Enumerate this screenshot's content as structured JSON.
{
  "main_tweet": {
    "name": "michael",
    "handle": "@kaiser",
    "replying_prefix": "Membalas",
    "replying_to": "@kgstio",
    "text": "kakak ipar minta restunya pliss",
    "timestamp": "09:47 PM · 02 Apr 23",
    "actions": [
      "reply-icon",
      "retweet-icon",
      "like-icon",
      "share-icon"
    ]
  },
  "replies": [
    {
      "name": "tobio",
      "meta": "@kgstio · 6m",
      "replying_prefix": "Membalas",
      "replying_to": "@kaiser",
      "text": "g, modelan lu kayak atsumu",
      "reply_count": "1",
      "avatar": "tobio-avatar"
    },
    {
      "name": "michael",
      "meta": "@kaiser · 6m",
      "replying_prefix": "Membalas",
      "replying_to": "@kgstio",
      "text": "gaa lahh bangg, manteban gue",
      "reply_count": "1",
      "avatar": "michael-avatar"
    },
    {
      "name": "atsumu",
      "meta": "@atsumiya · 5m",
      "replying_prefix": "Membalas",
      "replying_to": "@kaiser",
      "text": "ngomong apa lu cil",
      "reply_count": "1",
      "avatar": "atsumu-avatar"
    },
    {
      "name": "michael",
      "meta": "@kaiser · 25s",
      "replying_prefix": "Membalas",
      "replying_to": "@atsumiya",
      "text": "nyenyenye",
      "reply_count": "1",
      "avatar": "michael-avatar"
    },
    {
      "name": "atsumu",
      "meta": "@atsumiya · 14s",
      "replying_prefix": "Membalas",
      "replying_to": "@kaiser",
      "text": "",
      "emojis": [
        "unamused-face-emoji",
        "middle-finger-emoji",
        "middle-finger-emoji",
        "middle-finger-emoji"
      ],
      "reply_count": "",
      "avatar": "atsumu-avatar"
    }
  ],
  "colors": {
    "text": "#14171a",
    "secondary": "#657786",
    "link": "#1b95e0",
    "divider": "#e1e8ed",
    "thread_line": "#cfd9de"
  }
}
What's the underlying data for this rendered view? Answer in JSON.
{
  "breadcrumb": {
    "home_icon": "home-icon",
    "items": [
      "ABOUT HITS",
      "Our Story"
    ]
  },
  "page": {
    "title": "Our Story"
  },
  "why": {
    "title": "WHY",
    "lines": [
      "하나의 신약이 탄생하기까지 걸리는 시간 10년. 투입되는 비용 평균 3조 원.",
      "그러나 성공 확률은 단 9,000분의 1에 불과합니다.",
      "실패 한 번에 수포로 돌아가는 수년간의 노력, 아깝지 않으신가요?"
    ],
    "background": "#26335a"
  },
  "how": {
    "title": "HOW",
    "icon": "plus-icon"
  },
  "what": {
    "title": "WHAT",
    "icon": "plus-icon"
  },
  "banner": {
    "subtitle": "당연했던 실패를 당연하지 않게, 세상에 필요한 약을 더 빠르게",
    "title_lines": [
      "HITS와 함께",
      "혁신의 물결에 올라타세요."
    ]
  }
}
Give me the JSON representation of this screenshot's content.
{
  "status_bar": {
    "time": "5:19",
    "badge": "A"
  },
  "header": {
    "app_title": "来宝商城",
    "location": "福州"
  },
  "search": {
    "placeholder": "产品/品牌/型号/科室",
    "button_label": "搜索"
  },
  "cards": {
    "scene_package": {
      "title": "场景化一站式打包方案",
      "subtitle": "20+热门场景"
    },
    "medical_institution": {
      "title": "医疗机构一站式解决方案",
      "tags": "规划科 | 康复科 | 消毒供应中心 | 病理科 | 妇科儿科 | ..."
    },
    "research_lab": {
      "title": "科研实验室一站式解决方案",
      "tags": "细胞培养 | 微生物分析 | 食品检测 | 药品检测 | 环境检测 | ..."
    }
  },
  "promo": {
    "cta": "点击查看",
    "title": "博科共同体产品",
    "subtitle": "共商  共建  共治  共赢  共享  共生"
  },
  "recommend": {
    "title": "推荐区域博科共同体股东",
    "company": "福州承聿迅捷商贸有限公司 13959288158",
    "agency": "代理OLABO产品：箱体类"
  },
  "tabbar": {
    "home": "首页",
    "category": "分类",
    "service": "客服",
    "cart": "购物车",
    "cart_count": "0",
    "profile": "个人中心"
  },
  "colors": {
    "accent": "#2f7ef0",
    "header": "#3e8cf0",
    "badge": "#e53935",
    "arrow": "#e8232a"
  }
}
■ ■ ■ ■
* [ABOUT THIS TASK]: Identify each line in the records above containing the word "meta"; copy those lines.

* [RESULT FOR THIS TASK]:
      "meta": "@kgstio · 6m",
      "meta": "@kaiser · 6m",
      "meta": "@atsumiya · 5m",
      "meta": "@kaiser · 25s",
      "meta": "@atsumiya · 14s",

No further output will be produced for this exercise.